* _Required action_
Please write out the listing exactly, leaving each picture out.

○ ○ ○ ○

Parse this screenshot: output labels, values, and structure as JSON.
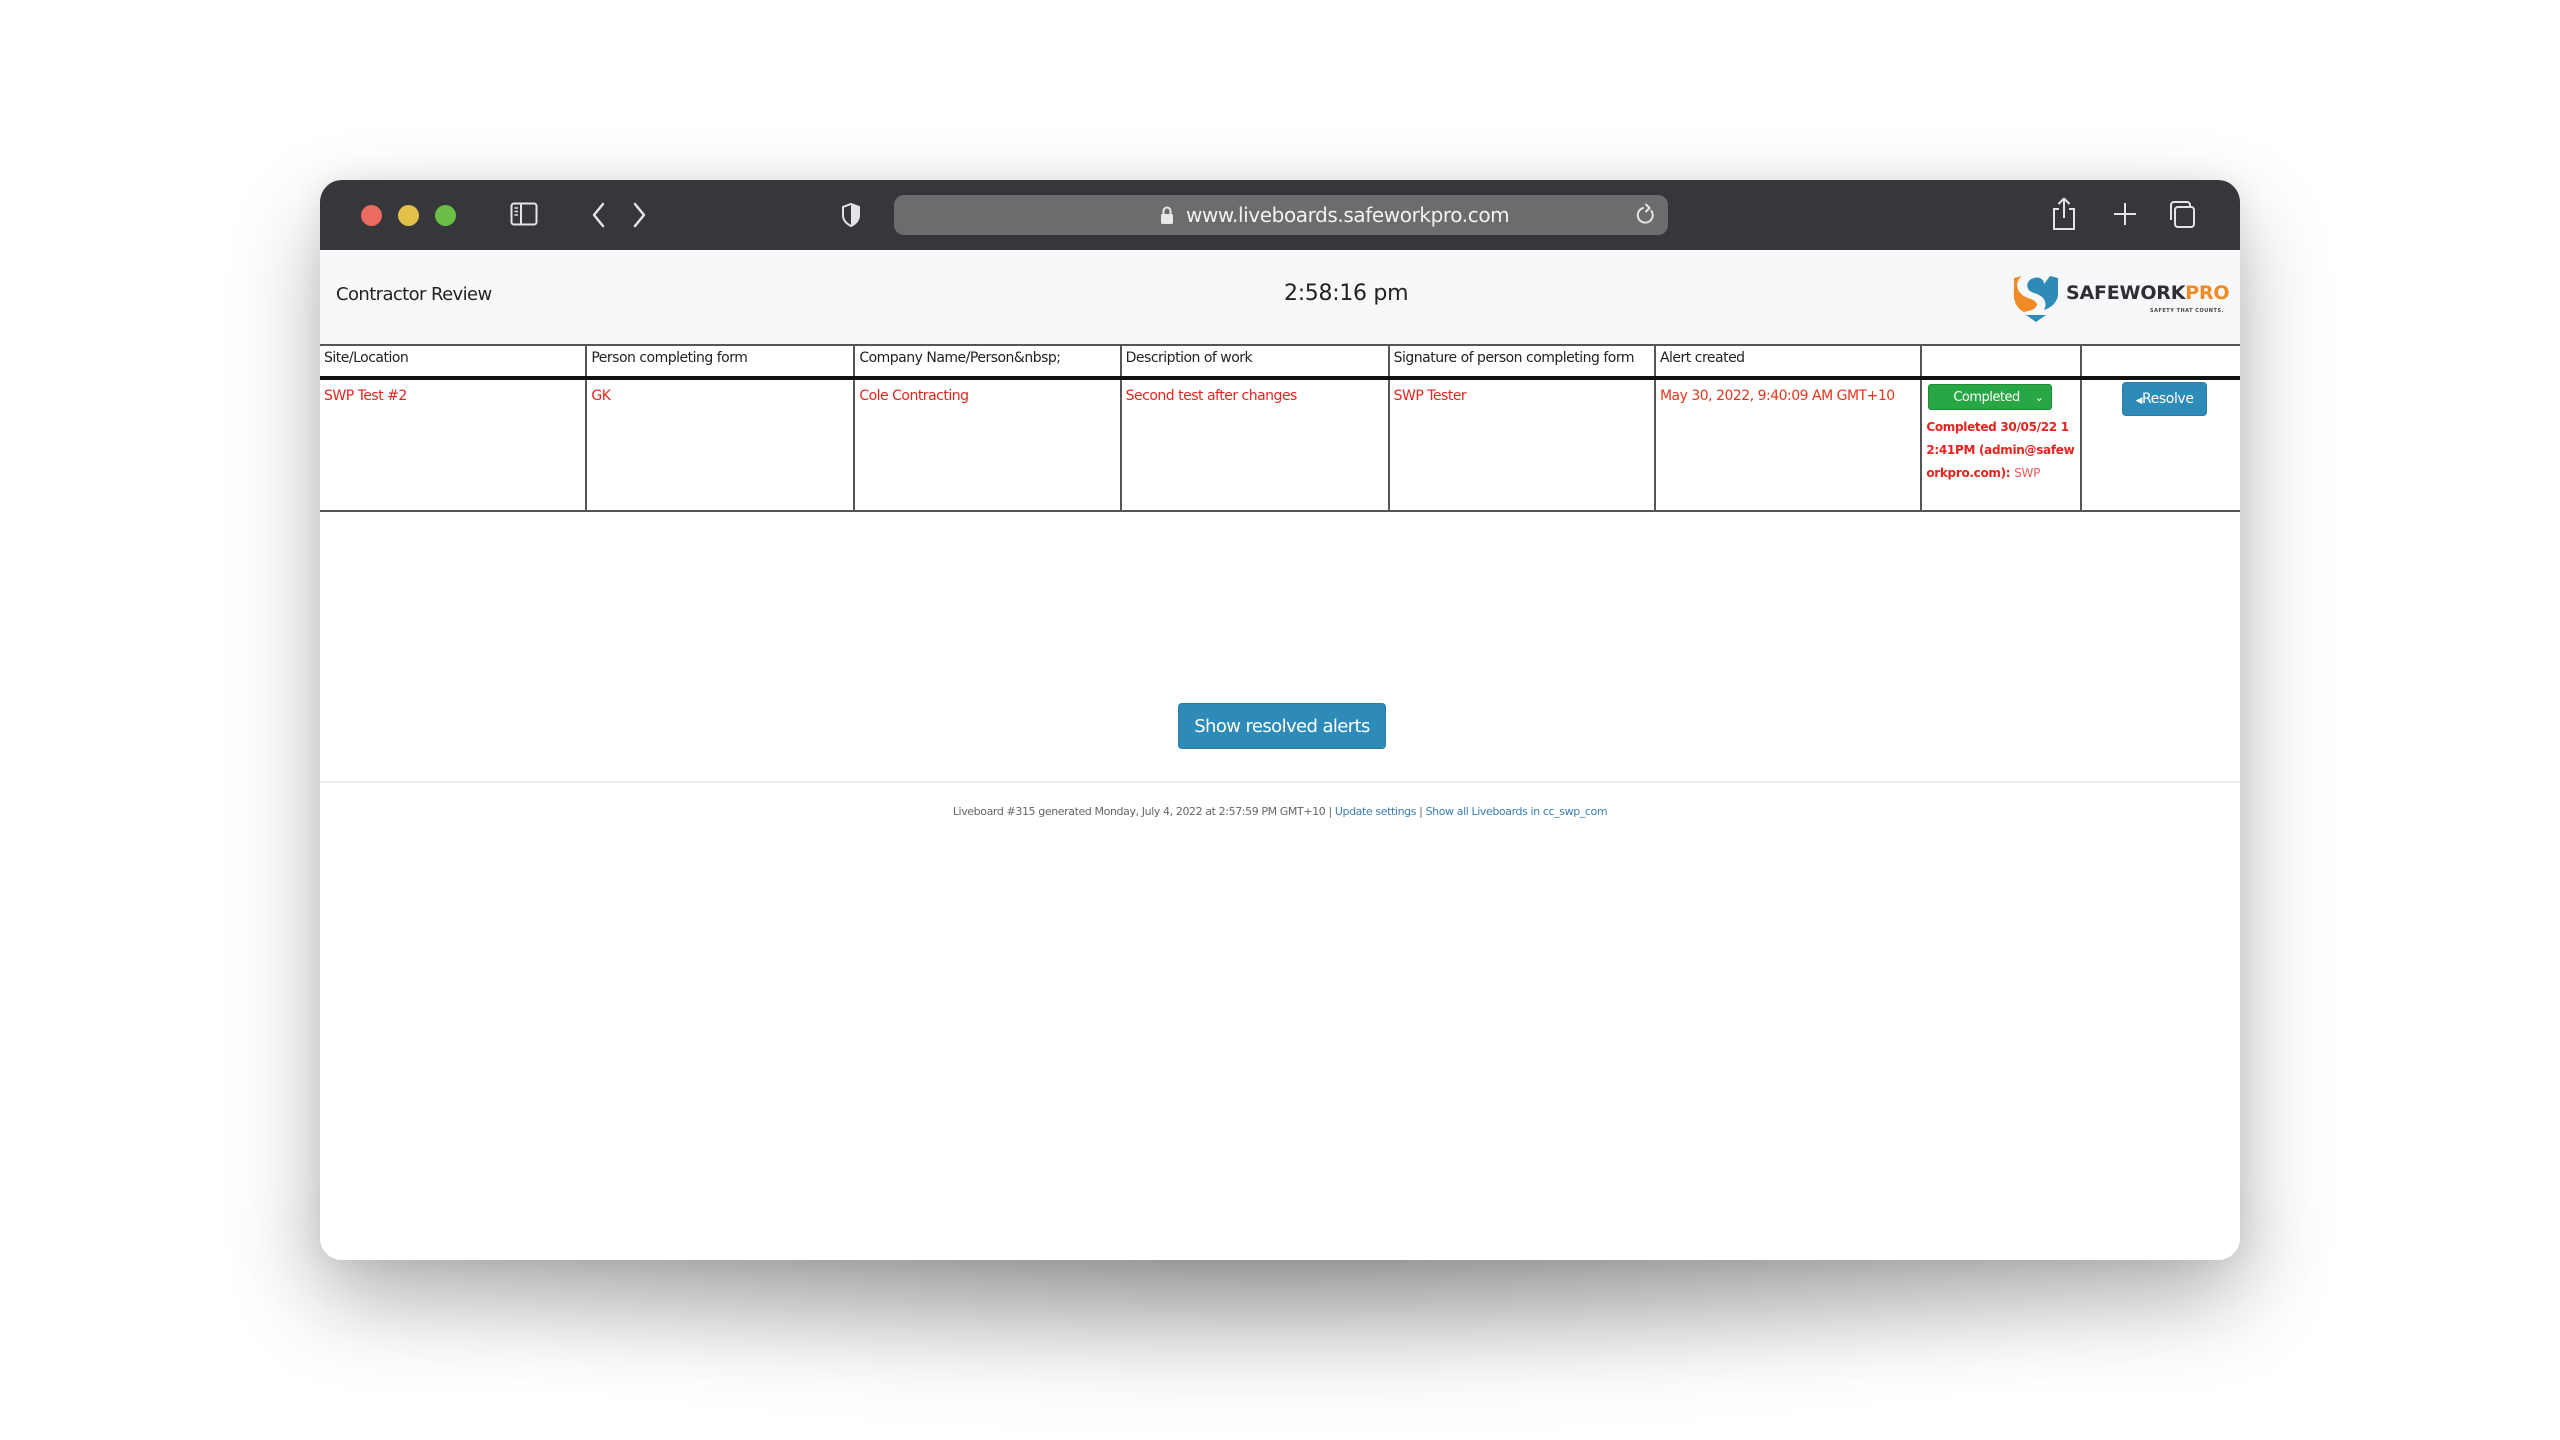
{
  "browser": {
    "url": "www.liveboards.safeworkpro.com",
    "icons": [
      "sidebar-icon",
      "back-icon",
      "forward-icon",
      "privacy-shield-icon",
      "lock-icon",
      "reload-icon",
      "share-icon",
      "new-tab-icon",
      "tabs-overview-icon"
    ]
  },
  "header": {
    "title": "Contractor Review",
    "clock": "2:58:16 pm",
    "logo": {
      "brand_main": "SAFEW",
      "brand_o": "O",
      "brand_rk": "RK",
      "brand_pro": "PRO",
      "tagline": "SAFETY THAT COUNTS."
    }
  },
  "table": {
    "columns": [
      "Site/Location",
      "Person completing form",
      "Company Name/Person&nbsp;",
      "Description of work",
      "Signature of person completing form",
      "Alert created",
      "",
      ""
    ],
    "rows": [
      {
        "site": "SWP Test #2",
        "person": "GK",
        "company": "Cole Contracting",
        "description": "Second test after changes",
        "signature": "SWP Tester",
        "alert_created": "May 30, 2022, 9:40:09 AM GMT+10",
        "status": "Completed",
        "status_note": "Completed 30/05/22 12:41PM (admin@safeworkpro.com):",
        "status_note_by": "SWP",
        "resolve_label": "Resolve"
      }
    ]
  },
  "show_resolved_label": "Show resolved alerts",
  "footer": {
    "text": "Liveboard #315 generated Monday, July 4, 2022 at 2:57:59 PM GMT+10 | ",
    "link1": "Update settings",
    "sep": " | ",
    "link2": "Show all Liveboards in cc_swp_com"
  },
  "colors": {
    "alert_text": "#e8231d",
    "completed_green": "#28a745",
    "button_blue": "#2e8bb7",
    "logo_orange": "#f08a24",
    "logo_blue": "#2e8bb7",
    "toolbar": "#36373b"
  }
}
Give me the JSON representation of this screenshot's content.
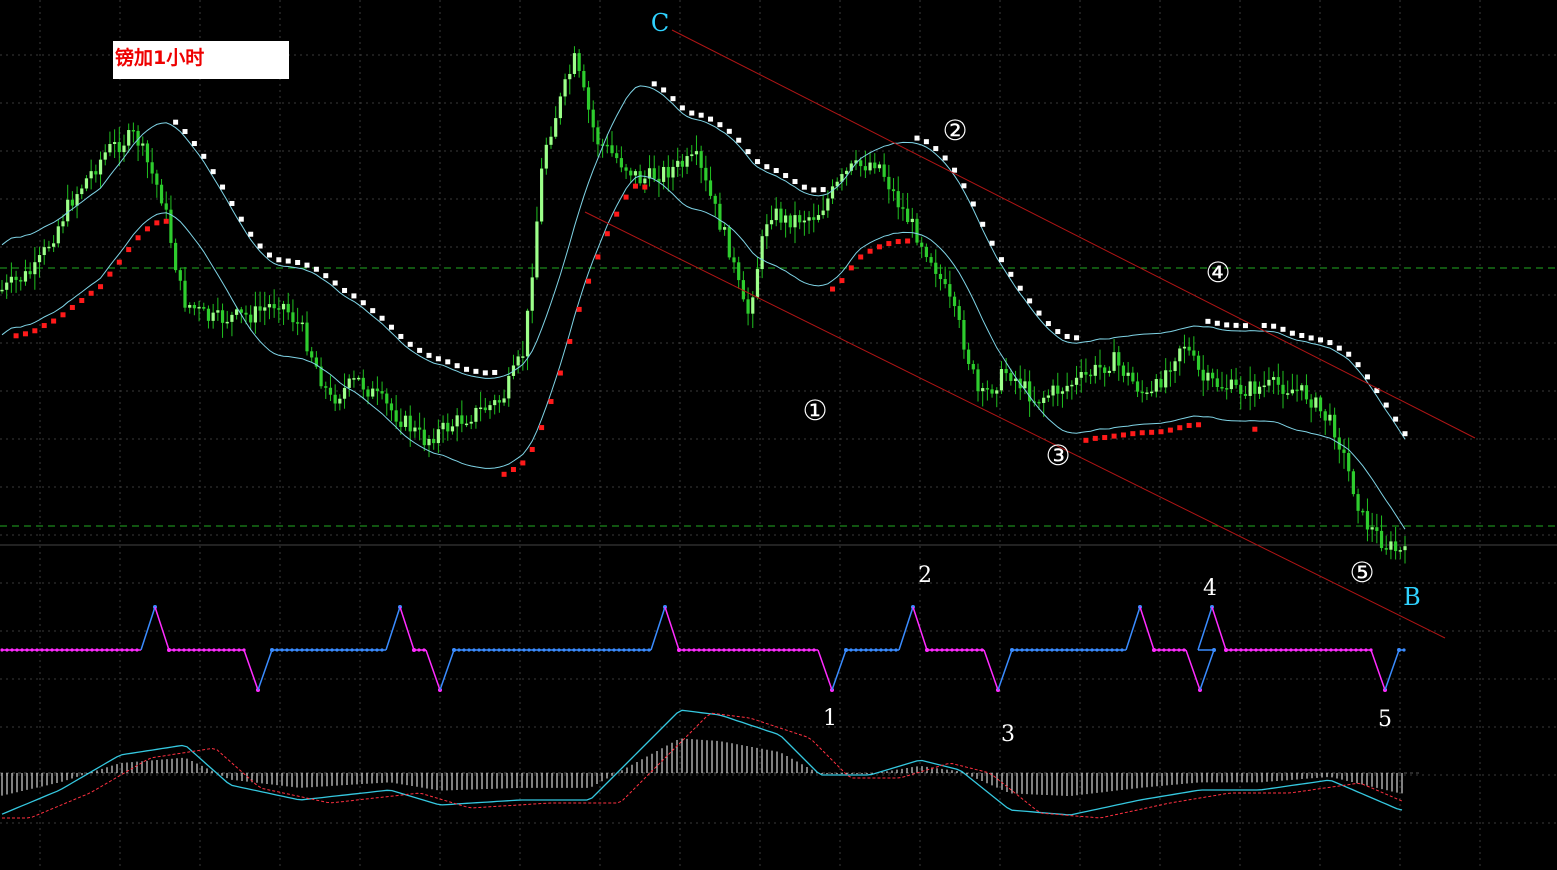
{
  "title": "镑加1小时",
  "labels": {
    "top_c": "C",
    "bottom_b": "B",
    "circled": [
      "①",
      "②",
      "③",
      "④",
      "⑤"
    ],
    "plain": [
      "1",
      "2",
      "3",
      "4",
      "5"
    ]
  },
  "colors": {
    "background": "#000000",
    "grid": "#3a3a3a",
    "bull_candle": "#9dff8a",
    "bear_candle": "#2ecc2e",
    "wick": "#20c020",
    "sar_up": "#ff1a1a",
    "sar_down": "#ffffff",
    "band": "#7fd4e6",
    "channel": "#b01515",
    "hline": "#22aa22",
    "label_cyan": "#2fd2ff",
    "label_white": "#ffffff",
    "zigzag_up": "#3a8cff",
    "zigzag_down": "#ff2cff",
    "macd_main": "#35c8e0",
    "macd_signal": "#ff3040",
    "macd_hist": "#ffffff"
  },
  "chart_data": [
    {
      "type": "candlestick",
      "title": "镑加1小时",
      "points": 300,
      "overlays": [
        "parabolic-sar",
        "bands",
        "descending-channel",
        "horizontal-levels"
      ],
      "swing_values": [
        0.0,
        -1.2,
        -0.2,
        -2.8,
        5.2,
        2.6,
        -1.8,
        0.6,
        -2.6,
        -4.0,
        -6.6
      ],
      "wave_labels": [
        "C",
        "①",
        "②",
        "③",
        "④",
        "⑤",
        "B"
      ],
      "grid": true
    },
    {
      "type": "line",
      "name": "zigzag-oscillator",
      "levels": [
        1,
        0,
        -1
      ],
      "wave_labels": [
        "1",
        "2",
        "3",
        "4",
        "5"
      ]
    },
    {
      "type": "area",
      "name": "macd",
      "components": [
        "histogram",
        "main",
        "signal"
      ]
    }
  ]
}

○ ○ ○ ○

* _Problem solution_
Parse this screenshot: output labels, values, and structure as JSON.
{
  "browser": {
    "url": "www.liveboards.safeworkpro.com",
    "icons": [
      "sidebar-icon",
      "back-icon",
      "forward-icon",
      "privacy-shield-icon",
      "lock-icon",
      "reload-icon",
      "share-icon",
      "new-tab-icon",
      "tabs-overview-icon"
    ]
  },
  "header": {
    "title": "Contractor Review",
    "clock": "2:58:16 pm",
    "logo": {
      "brand_main": "SAFEW",
      "brand_o": "O",
      "brand_rk": "RK",
      "brand_pro": "PRO",
      "tagline": "SAFETY THAT COUNTS."
    }
  },
  "table": {
    "columns": [
      "Site/Location",
      "Person completing form",
      "Company Name/Person&nbsp;",
      "Description of work",
      "Signature of person completing form",
      "Alert created",
      "",
      ""
    ],
    "rows": [
      {
        "site": "SWP Test #2",
        "person": "GK",
        "company": "Cole Contracting",
        "description": "Second test after changes",
        "signature": "SWP Tester",
        "alert_created": "May 30, 2022, 9:40:09 AM GMT+10",
        "status": "Completed",
        "status_note": "Completed 30/05/22 12:41PM (admin@safeworkpro.com):",
        "status_note_by": "SWP",
        "resolve_label": "Resolve"
      }
    ]
  },
  "show_resolved_label": "Show resolved alerts",
  "footer": {
    "text": "Liveboard #315 generated Monday, July 4, 2022 at 2:57:59 PM GMT+10 | ",
    "link1": "Update settings",
    "sep": " | ",
    "link2": "Show all Liveboards in cc_swp_com"
  },
  "colors": {
    "alert_text": "#e8231d",
    "completed_green": "#28a745",
    "button_blue": "#2e8bb7",
    "logo_orange": "#f08a24",
    "logo_blue": "#2e8bb7",
    "toolbar": "#36373b"
  }
}
Give me the JSON representation of this screenshot's content.
{
  "title": "镑加1小时",
  "labels": {
    "top_c": "C",
    "bottom_b": "B",
    "circled": [
      "①",
      "②",
      "③",
      "④",
      "⑤"
    ],
    "plain": [
      "1",
      "2",
      "3",
      "4",
      "5"
    ]
  },
  "colors": {
    "background": "#000000",
    "grid": "#3a3a3a",
    "bull_candle": "#9dff8a",
    "bear_candle": "#2ecc2e",
    "wick": "#20c020",
    "sar_up": "#ff1a1a",
    "sar_down": "#ffffff",
    "band": "#7fd4e6",
    "channel": "#b01515",
    "hline": "#22aa22",
    "label_cyan": "#2fd2ff",
    "label_white": "#ffffff",
    "zigzag_up": "#3a8cff",
    "zigzag_down": "#ff2cff",
    "macd_main": "#35c8e0",
    "macd_signal": "#ff3040",
    "macd_hist": "#ffffff"
  },
  "chart_data": [
    {
      "type": "candlestick",
      "title": "镑加1小时",
      "points": 300,
      "overlays": [
        "parabolic-sar",
        "bands",
        "descending-channel",
        "horizontal-levels"
      ],
      "swing_values": [
        0.0,
        -1.2,
        -0.2,
        -2.8,
        5.2,
        2.6,
        -1.8,
        0.6,
        -2.6,
        -4.0,
        -6.6
      ],
      "wave_labels": [
        "C",
        "①",
        "②",
        "③",
        "④",
        "⑤",
        "B"
      ],
      "grid": true
    },
    {
      "type": "line",
      "name": "zigzag-oscillator",
      "levels": [
        1,
        0,
        -1
      ],
      "wave_labels": [
        "1",
        "2",
        "3",
        "4",
        "5"
      ]
    },
    {
      "type": "area",
      "name": "macd",
      "components": [
        "histogram",
        "main",
        "signal"
      ]
    }
  ]
}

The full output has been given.